--- START ---
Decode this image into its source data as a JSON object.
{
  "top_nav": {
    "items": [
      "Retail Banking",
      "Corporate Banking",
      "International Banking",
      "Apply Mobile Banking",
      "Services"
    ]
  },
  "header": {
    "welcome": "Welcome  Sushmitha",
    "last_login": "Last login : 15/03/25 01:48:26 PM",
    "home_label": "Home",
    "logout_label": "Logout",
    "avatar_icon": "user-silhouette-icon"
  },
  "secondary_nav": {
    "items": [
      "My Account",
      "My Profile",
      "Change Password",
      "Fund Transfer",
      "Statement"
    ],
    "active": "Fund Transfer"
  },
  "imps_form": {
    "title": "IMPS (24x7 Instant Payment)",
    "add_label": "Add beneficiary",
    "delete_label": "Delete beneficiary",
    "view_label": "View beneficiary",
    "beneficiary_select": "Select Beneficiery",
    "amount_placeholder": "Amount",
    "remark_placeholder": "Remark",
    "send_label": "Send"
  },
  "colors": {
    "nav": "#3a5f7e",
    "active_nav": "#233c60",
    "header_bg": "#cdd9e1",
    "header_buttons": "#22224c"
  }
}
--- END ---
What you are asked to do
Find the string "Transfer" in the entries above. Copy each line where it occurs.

Task result
      "Fund Transfer",
    "active": "Fund Transfer"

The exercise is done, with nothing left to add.